The "Most Easy, Efficient and Low Cost Geothermal Systems for Retrofitting Civil and Historical Buildings" (GEO4CIVHIC) project aims to accelerate the deployment of shallow geothermal systems for heating and cooling purposes when retrofitting existing and historical buildings. Analyzing the implementation process of borehole heat exchangers (BHEs), allows the understanding of how to promote the long-term sustainability of shallow geothermal energy systems. The thermal interference between BHE systems represents a problem, especially due to the increasing deployment of this technology and its spread in densely built-up areas. The main goal of this paper is to propose a conceptual model and to apply this to different case studies. The methodology includes phases to adopt an integrated approach for preventing long term thermal interference in neighbouring borehole heat exchangers, by providing management strategies and technical suggestions for design and operation. The method developed follows the following steps: 1) literature review to determine what are the main drivers for thermal interference between shallow geothermal systems, in the context of the GEO4CIVHIC project case study sites; 2) to create a conceptual model to limit thermal interference at both design and operational phases; 3) to apply the developed method to real and virtual case studies in countries with different regulatory frameworks and to test its main strengths and weaknesses. The application of this conceptual model to specific case studies provides evidence of critical planning and operational characteristics of GSHP systems and allows the identification of measures to mitigate impacts of thermal interference to be identified.

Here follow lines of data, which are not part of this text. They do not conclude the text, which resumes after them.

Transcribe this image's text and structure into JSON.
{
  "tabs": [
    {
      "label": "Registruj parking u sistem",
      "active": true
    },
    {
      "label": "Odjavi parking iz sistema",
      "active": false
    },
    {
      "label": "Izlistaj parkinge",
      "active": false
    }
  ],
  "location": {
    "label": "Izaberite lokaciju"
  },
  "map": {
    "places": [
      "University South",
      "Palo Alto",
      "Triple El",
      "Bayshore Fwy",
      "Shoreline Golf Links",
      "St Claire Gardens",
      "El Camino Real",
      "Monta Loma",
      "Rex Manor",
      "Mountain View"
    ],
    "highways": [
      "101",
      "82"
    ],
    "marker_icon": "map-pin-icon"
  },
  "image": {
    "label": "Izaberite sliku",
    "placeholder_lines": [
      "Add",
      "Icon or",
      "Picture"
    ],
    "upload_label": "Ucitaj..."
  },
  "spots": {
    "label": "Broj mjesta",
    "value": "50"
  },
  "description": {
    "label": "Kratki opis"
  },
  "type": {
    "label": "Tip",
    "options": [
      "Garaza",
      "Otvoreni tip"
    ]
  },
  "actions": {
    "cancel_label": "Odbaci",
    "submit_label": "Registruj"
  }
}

Keywords: BHE; GSHP; geothermal energy; planning; thermal interference.
Copyright: © 2022 Belliardi M et al.